Happiness: Meditation and Science

Constance Kassor and students meditating at a table.
Professor Constance Kassor and students participate in a guided meditation exercise.

This course took a liberal arts approach to meditation, tackling the question “What is happiness and how is it achieved?” by engaging with ideas of Buddhist philosophy of mind and investigating the ways in which they are being studied and employed by psychologists, neuroscientists and cognitive scientists. This D-Term offering is also an extension of Lawrence’s commitment to student wellness and the whole student.

My hope is that students will come away from this course with tools to help them better deal with stress at Lawrence and beyond.

“This course stemmed from my research and teaching interests in Buddhist thought and meditation,” explains Assistant Professor of Religious Studies Constance Kassor. “Not only did we read about suffering and happiness from both Buddhist and scientific perspectives, but we also spent time engaging in the different meditative practices that we studied.
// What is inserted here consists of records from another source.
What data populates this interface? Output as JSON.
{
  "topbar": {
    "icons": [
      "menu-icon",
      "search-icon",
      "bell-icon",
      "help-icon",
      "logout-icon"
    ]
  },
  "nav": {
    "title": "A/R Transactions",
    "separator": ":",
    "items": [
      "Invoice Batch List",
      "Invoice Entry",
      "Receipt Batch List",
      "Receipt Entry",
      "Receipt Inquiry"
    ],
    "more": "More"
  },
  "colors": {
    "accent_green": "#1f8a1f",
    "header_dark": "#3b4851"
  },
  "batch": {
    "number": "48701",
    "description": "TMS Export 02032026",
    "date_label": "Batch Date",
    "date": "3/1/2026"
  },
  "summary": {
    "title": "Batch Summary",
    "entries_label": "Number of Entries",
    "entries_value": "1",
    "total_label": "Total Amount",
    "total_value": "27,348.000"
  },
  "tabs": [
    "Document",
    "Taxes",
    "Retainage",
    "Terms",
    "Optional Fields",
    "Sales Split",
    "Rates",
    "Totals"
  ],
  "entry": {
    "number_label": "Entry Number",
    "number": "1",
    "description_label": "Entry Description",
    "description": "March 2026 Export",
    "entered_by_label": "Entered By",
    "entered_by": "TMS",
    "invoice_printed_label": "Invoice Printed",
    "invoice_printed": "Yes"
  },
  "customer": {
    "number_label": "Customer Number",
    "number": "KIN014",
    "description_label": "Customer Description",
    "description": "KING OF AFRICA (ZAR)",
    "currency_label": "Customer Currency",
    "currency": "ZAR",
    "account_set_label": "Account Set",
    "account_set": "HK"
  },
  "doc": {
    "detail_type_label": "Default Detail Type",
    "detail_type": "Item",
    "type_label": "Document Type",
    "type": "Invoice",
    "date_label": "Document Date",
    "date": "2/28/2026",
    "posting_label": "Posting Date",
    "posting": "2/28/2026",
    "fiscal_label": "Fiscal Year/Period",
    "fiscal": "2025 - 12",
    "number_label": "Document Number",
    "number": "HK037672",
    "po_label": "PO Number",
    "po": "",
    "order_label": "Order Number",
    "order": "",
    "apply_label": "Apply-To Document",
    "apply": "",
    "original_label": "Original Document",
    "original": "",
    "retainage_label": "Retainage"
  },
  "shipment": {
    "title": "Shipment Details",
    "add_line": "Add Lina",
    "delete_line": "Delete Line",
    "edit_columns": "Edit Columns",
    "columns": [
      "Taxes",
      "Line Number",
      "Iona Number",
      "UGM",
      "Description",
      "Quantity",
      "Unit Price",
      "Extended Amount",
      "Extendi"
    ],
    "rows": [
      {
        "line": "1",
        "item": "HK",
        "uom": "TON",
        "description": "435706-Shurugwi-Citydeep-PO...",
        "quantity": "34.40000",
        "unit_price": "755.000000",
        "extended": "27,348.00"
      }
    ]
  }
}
Students were also required to commit to 10-30 minutes of meditation outside of class every day and report on their experiences. My hope is that students will come away from this course with tools to help them better deal with stress at Lawrence and beyond.”

Plague, War, and Fire: Disasters and the Making of London

Three students pose on top of St. Paul's Cathedra with the London skyline in the background.
Students participating in the D-Term London study course stand atop St. Paul’s Cathedral.

Between 1642 and 1666 London experienced war, plague and fire. This December, Lawrentians traveled to London to examine these catastrophes and explore how the city’s responses shaped the future of not merely London, but other cities across the globe. Students visited museums and historical sites and considered how London responded to crisis, commemorated it and confronted it again when German bombs fell during the twentieth century.

“London is such an incredibly rich landscape on which to study history,” notes Frederick, whose D-Term class grew out of an earlier course he taught at Lawrence’s London Centre in 2016. “During these two weeks we were in constant contact with the deep history of this fascinating city, from walking past walls erected by the Romans, to having a lecture from an archeologist about the 14th-century plague skeleton he had laid before us, to exploring the rooms from which Churchill defended the defense of England during the Blitz. I can teach students a great deal about history in the classroom, but there is something to being in the place where it happened that just can’t be replaced.”

(Frederick also adds a dispatch about the updated London Centre: “We got a tour of the new London Center. It’s awesome!”)

Adobe Creative Suite

Associate Professor of Art Benjamin Rinehart developed a workshop setting to introduce students to the Adobe Creative Suite programs, which include Photoshop, InDesign, and Illustrator. “Students, staff and faculty are eager to become proficient in the Adobe Creative Suite programs,” observes Rinehart. “This course is valuable for any field of study and has many applications beyond being an artist or designer.”

Student at computer editing image in Photoshop.
A student explores Photoshop during D-Term.

From creating art to presenting data, knowledge of design principles and programs gives Lawrentians another tool to enhance their own work and offer a broad array of talents to prospective employers. The class is project-centered, allowing each student to explore the multifaceted and contemporary nature of each program. In just a couple of short weeks, students are exposed to methods in image construction, graphic design, typography and more. Students also visited the Lawrence University Office of Communications to speak with designers and see how these programs are used to advance an organization’s materials and mission.